Last updated on October 12th, 2021 at 08:51 pm
Verb and Different types of Verb
Verb is one of the major grammatical groups, and all sentences must contain one. Verb is the name of an action (do, break, walk, etc.) or a state (be, like, own). Here we will discuss different types of verb with examples and daily used sentences.
The verb tense shows the time of the action or state. Aspect shows whether the action or state is completed or not.
Voice is used to show relationship between the action and the people affected by it.
Mood shows the attitude of the speaker about the verb, whether it is declaration or an order.
Verbs can be affected by the person and the number to show the agreement with the subject.
The Principal Parts of Verb
What are the principal parts of verb? The 4 basic forms of a verb are called the principal parts of verb. They are:
- The present participle
- The past participle
- The past
Types of verb
Different types of verb are described here with their PDF.
- Transitive verb
- Intransitive verb
- Regular verbs
- Irregular verbs
- Phrasal verbs
- Auxiliary or helping verb
Now we will discuss one by one verb and its types.
What are transitive verbs? A verb is transitive if the action does not stop with the doer, but passes from the doer to an object.
She writes a letter.
Some common transitive verbs are; love hate, eat, drink, advise etc.
What are intransitive verbs? A verb is intransitive when the action stops with the doer and does not pass from the doer to an object.
For example: We sleep.
Some common intransitive verbs are; fall, go, appear, laugh, weep etc.
Irregular and Regular Verbs
What is the difference between irregular and regular verbs?
An irregular verb is one that does not take the -ed ending for the Past Simple and Past Participle forms. Some irregular verbs do not change; (put, put, put,) while others change completely; buy bought bought etc.
Irregular verbs fall into 5 categories:
- Base Form
- Past Simple
- Past Participle
- 3rd Person Singular
- Present Participle / Gerund
A regular verb forms its past and past participle forms by adding ‘d or ed’ to the first principal part.
e.g. Use, used, used
A phrasal verb consists of a verb and a preposition or adverb that modifies or changes the meaning; ‘give up’ is a phrasal Verb that means ‘stop doing’ something, which is very different from ‘give” The word or words that modify a verb in this manner can also go under the name particle.
Phrasal verbs can be divided into groups:
They don’t take an object.
They had an argument, but they have made up now.
The object must come after the particle.
They are looking after their grandchildren.
With some separable verbs, the object come between the verb and the particle.
The quality of their work sets them apart from their rivals.
With some separable verbs, the object can before or after the particle, though when a pronoun is used it comes before the particle.
Tum it off.
Turn the TV off.
Turn off the TV.
An inchoative verb is a verb that describes a change of state.

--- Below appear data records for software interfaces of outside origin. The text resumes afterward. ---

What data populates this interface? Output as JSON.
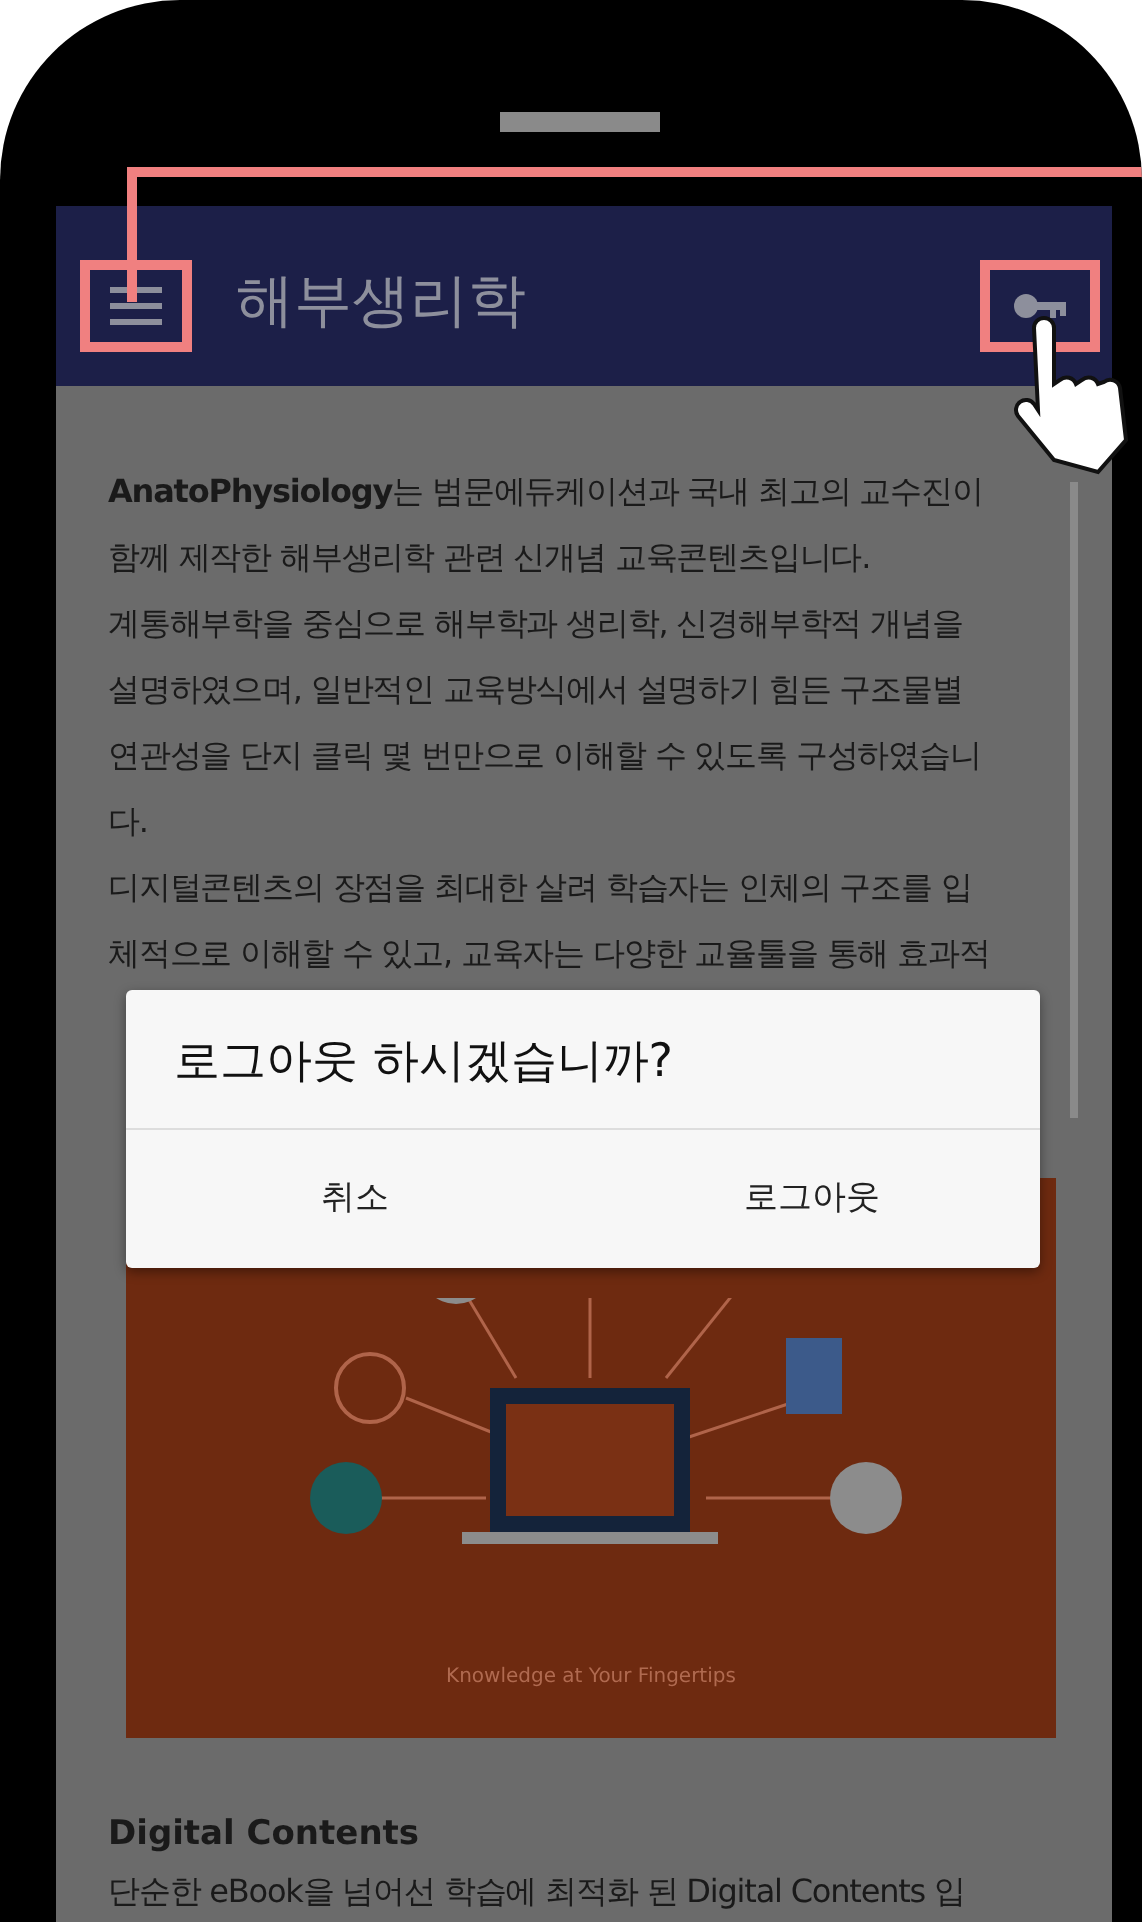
{
  "app_bar": {
    "title": "해부생리학"
  },
  "content": {
    "intro_lines": [
      "**AnatoPhysiology**는 범문에듀케이션과 국내 최고의 교수진이",
      "함께 제작한 해부생리학 관련 신개념 교육콘텐츠입니다.",
      "계통해부학을 중심으로 해부학과 생리학, 신경해부학적 개념을",
      "설명하였으며, 일반적인 교육방식에서 설명하기 힘든 구조물별",
      "연관성을 단지 클릭 몇 번만으로 이해할 수 있도록 구성하였습니",
      "다.",
      "디지털콘텐츠의 장점을 최대한 살려 학습자는 인체의 구조를 입",
      "체적으로 이해할 수 있고, 교육자는 다양한 교율툴을 통해 효과적"
    ],
    "illustration": {
      "caption": "Knowledge at Your Fingertips"
    },
    "section": {
      "heading": "Digital Contents",
      "text": "단순한 eBook을 넘어선 학습에 최적화 된 Digital Contents 입"
    }
  },
  "dialog": {
    "message": "로그아웃 하시겠습니까?",
    "buttons": [
      "취소",
      "로그아웃"
    ]
  }
}
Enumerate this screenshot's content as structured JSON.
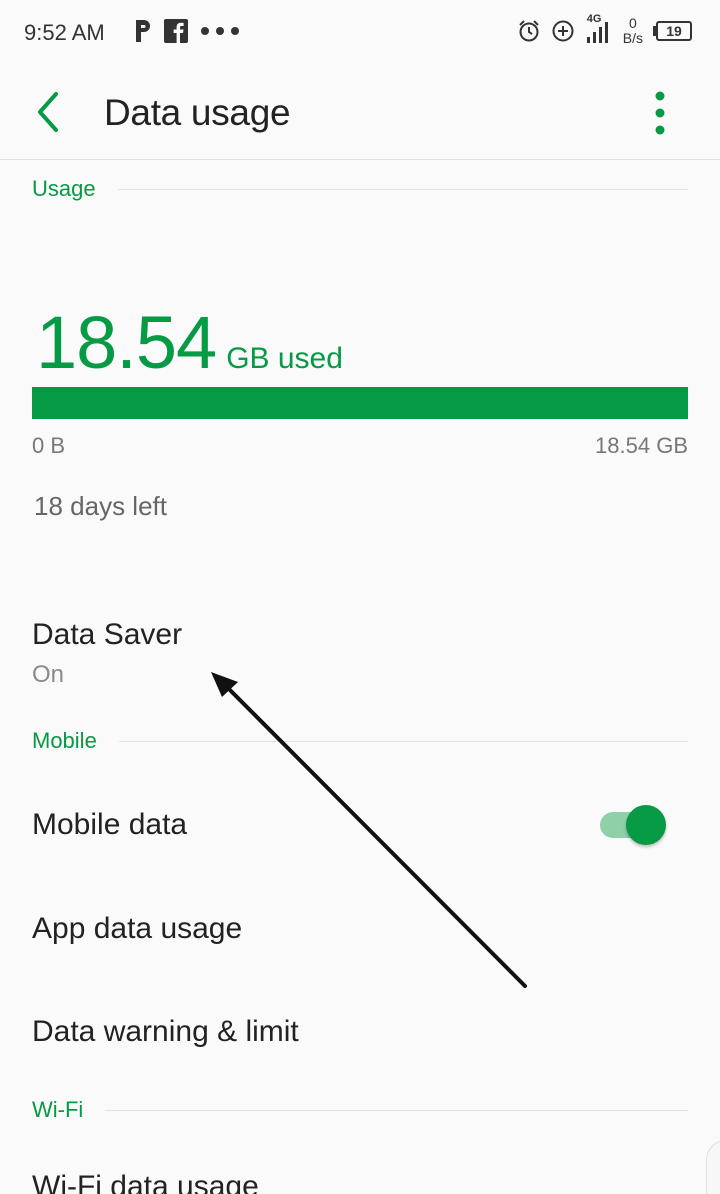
{
  "status_bar": {
    "time": "9:52 AM",
    "network_type": "4G",
    "speed_value": "0",
    "speed_unit": "B/s",
    "battery": "19"
  },
  "app_bar": {
    "title": "Data usage"
  },
  "usage": {
    "section_label": "Usage",
    "amount": "18.54",
    "unit": "GB used",
    "fill_fraction": 1.0,
    "bar_min": "0 B",
    "bar_max": "18.54 GB",
    "days_left": "18 days left"
  },
  "data_saver": {
    "title": "Data Saver",
    "status": "On"
  },
  "mobile": {
    "section_label": "Mobile",
    "mobile_data_label": "Mobile data",
    "mobile_data_on": true,
    "app_data_usage_label": "App data usage",
    "data_warning_label": "Data warning & limit"
  },
  "wifi": {
    "section_label": "Wi-Fi",
    "wifi_data_usage_label": "Wi-Fi data usage"
  },
  "colors": {
    "accent": "#069a44",
    "toggle_track": "#8fd0a9"
  },
  "icons": {
    "back": "back-arrow-icon",
    "overflow": "more-vert-icon",
    "alarm": "alarm-icon",
    "data_saver": "data-saver-icon",
    "signal": "signal-icon",
    "battery": "battery-icon"
  }
}
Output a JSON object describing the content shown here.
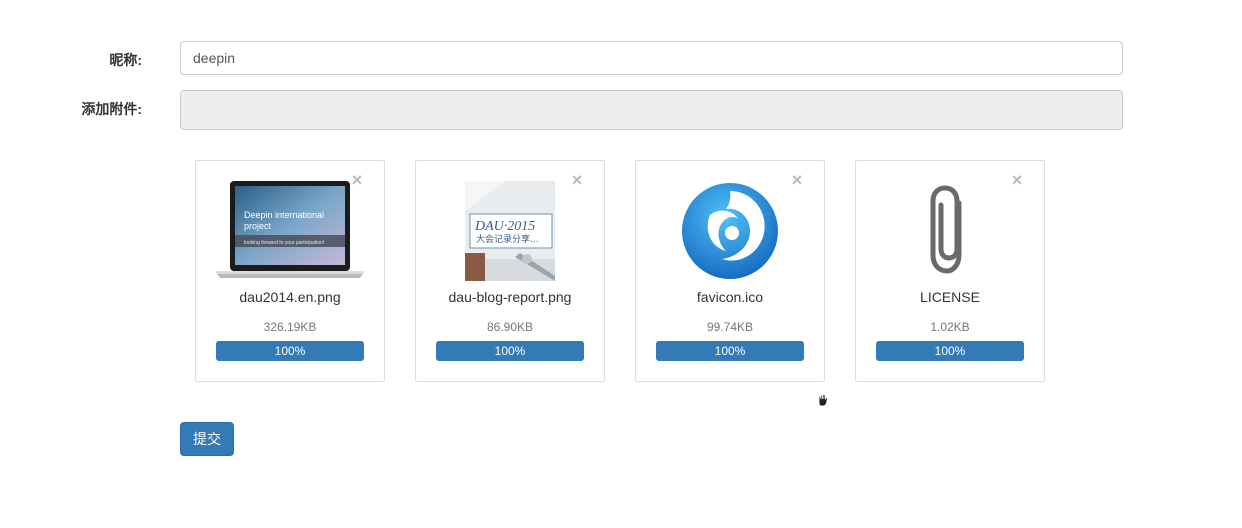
{
  "form": {
    "nickname_label": "昵称:",
    "nickname_value": "deepin",
    "attachment_label": "添加附件:",
    "attachment_value": ""
  },
  "files": [
    {
      "name": "dau2014.en.png",
      "size": "326.19KB",
      "progress_label": "100%",
      "progress": 1.0,
      "thumbnail": "laptop-screenshot-image",
      "thumbnail_text": [
        "Deepin international",
        "project",
        "looking forward to your participation!"
      ]
    },
    {
      "name": "dau-blog-report.png",
      "size": "86.90KB",
      "progress_label": "100%",
      "progress": 1.0,
      "thumbnail": "report-image",
      "thumbnail_text": [
        "DAU·2015",
        "大会记录分享..."
      ]
    },
    {
      "name": "favicon.ico",
      "size": "99.74KB",
      "progress_label": "100%",
      "progress": 1.0,
      "thumbnail": "deepin-logo-icon"
    },
    {
      "name": "LICENSE",
      "size": "1.02KB",
      "progress_label": "100%",
      "progress": 1.0,
      "thumbnail": "paperclip-icon"
    }
  ],
  "remove_icon": "×",
  "submit_label": "提交",
  "colors": {
    "primary": "#337ab7",
    "border": "#dddddd",
    "disabled_bg": "#eeeeee"
  }
}
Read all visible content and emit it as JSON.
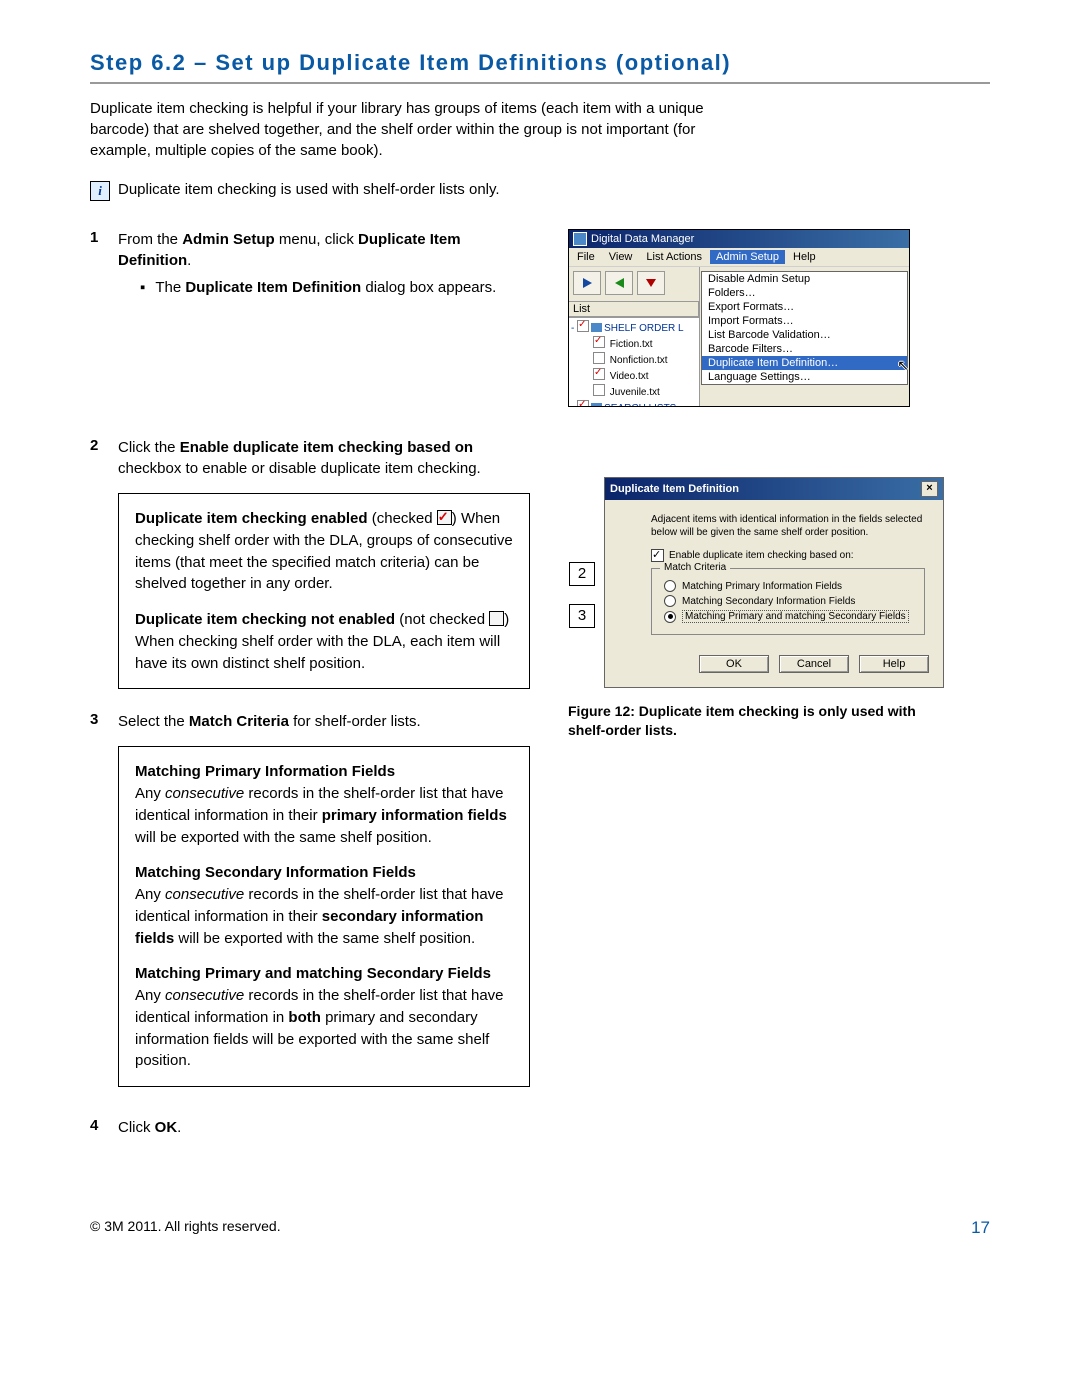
{
  "title": "Step 6.2 – Set up Duplicate Item Definitions (optional)",
  "intro": "Duplicate item checking is helpful if your library has groups of items (each item with a unique barcode) that are shelved together, and the shelf order within the group is not important (for example, multiple copies of the same book).",
  "info_note": "Duplicate item checking is used with shelf-order lists only.",
  "step1": {
    "num": "1",
    "text_a": "From the ",
    "bold_a": "Admin Setup",
    "text_b": " menu, click ",
    "bold_b": "Duplicate Item Definition",
    "text_c": ".",
    "bullet_pre": "The ",
    "bullet_bold": "Duplicate Item Definition",
    "bullet_post": " dialog box appears."
  },
  "fig1": {
    "window_title": "Digital Data Manager",
    "menus": [
      "File",
      "View",
      "List Actions",
      "Admin Setup",
      "Help"
    ],
    "list_header": "List",
    "tree_root": "SHELF ORDER L",
    "tree_items": [
      {
        "label": "Fiction.txt",
        "checked": true
      },
      {
        "label": "Nonfiction.txt",
        "checked": false
      },
      {
        "label": "Video.txt",
        "checked": true
      },
      {
        "label": "Juvenile.txt",
        "checked": false
      }
    ],
    "tree_search": "SEARCH LISTS",
    "dropdown": [
      "Disable Admin Setup",
      "Folders…",
      "Export Formats…",
      "Import Formats…",
      "List Barcode Validation…",
      "Barcode Filters…",
      "Duplicate Item Definition…",
      "Language Settings…"
    ],
    "dropdown_selected_index": 6
  },
  "step2": {
    "num": "2",
    "text_a": "Click the ",
    "bold_a": "Enable duplicate item checking based on",
    "text_b": " checkbox to enable or disable duplicate item checking."
  },
  "box1": {
    "para1_bold": "Duplicate item checking enabled",
    "para1_a": " (checked ",
    "para1_b": ") When checking shelf order with the DLA, groups of consecutive items (that meet the specified match criteria) can be shelved together in any order.",
    "para2_bold": "Duplicate item checking not enabled",
    "para2_a": " (not checked ",
    "para2_b": ") When checking shelf order with the DLA, each item will have its own distinct shelf position."
  },
  "fig2": {
    "title": "Duplicate Item Definition",
    "desc": "Adjacent items with identical information in the fields selected below will be given the same shelf order position.",
    "enable_label": "Enable duplicate item checking based on:",
    "fieldset_legend": "Match Criteria",
    "radios": [
      {
        "label": "Matching Primary Information Fields",
        "on": false,
        "boxed": false
      },
      {
        "label": "Matching Secondary Information Fields",
        "on": false,
        "boxed": false
      },
      {
        "label": "Matching Primary and matching Secondary Fields",
        "on": true,
        "boxed": true
      }
    ],
    "buttons": [
      "OK",
      "Cancel",
      "Help"
    ],
    "callout2": "2",
    "callout3": "3",
    "caption": "Figure 12: Duplicate item checking is only used with shelf-order lists."
  },
  "step3": {
    "num": "3",
    "text_a": "Select the ",
    "bold_a": "Match Criteria",
    "text_b": " for shelf-order lists."
  },
  "box2": {
    "h1": "Matching Primary Information Fields",
    "p1_a": "Any ",
    "p1_i": "consecutive",
    "p1_b": " records in the shelf-order list that have identical information in their ",
    "p1_bold": "primary information fields",
    "p1_c": " will be exported with the same shelf position.",
    "h2": "Matching Secondary Information Fields",
    "p2_a": "Any ",
    "p2_i": "consecutive",
    "p2_b": " records in the shelf-order list that have identical information in their ",
    "p2_bold": "secondary information fields",
    "p2_c": " will be exported with the same shelf position.",
    "h3": "Matching Primary and matching Secondary Fields",
    "p3_a": "Any ",
    "p3_i": "consecutive",
    "p3_b": " records in the shelf-order list that have identical information in ",
    "p3_bold": "both",
    "p3_c": " primary and secondary information fields will be exported with the same shelf position."
  },
  "step4": {
    "num": "4",
    "text_a": "Click ",
    "bold_a": "OK",
    "text_b": "."
  },
  "footer": {
    "copyright": "© 3M 2011. All rights reserved.",
    "page": "17"
  }
}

e.g. The apples ripened. (The apples became ripe.)
e.g. He has aged a lot, (He has become old.)
Auxiliary or helping verbs
An auxiliary verb is that verb which helps to form a tense or mood of some other verbs.
- I can (incomplete) ; I can go (complete)
- I have (incomplete) ; I have pen (complete)
What are the types of auxilary verbs? Auxiliary verbs are of two types.
- Is, am, are, was, were, has, have, had
- Do, does, did, will, would, shall, should, may, might, can, could, must, ought
DESCRIPTIONS OF ENGLISH AUXILIARY VERBS
here we will describe some auxiliary verbs.
(DON’T, DOES, DO, and DOESN’T) are used for questions and negatives in the Present Simple Tense, and ‘DID’ and ‘DIDN’T’ are used in the Past Simple Tense.
‘BE’ is used with the Present Participle in Continuous (Progressive) Verbs. It is also used with the
Past Participle in the Passive.
‘HAVE’ is used with the Past Participle to form the Perfect Aspect
May implies permission, doubt or possibility:
e.g. It may rain tonight.
May I use your pen?
Might is the past form of “may” but it does not necessarily represent past time. Often it implies more doubt than may:
e.g. If the clouds are salted, the rains might come.
Can is used is express ability:
e.g. He can do this work.
Could is the past form of can but it does not necessarily represent past time. Often it implies a more uncertain condition than “can”.
e.g. She could refuse, but she never does.
Should is the past form of shall. It is used in sub-ordinate clauses after in case and sometimes after it:
e.g. I shall get some money in case brother comes.
If you should see Ali, give him my regards.
It is also used in past sentences with so that and, in order that:
e.g. He turned the stereo down very low so that he should not disturb him.
You can download the pdf of 6 different types of verb.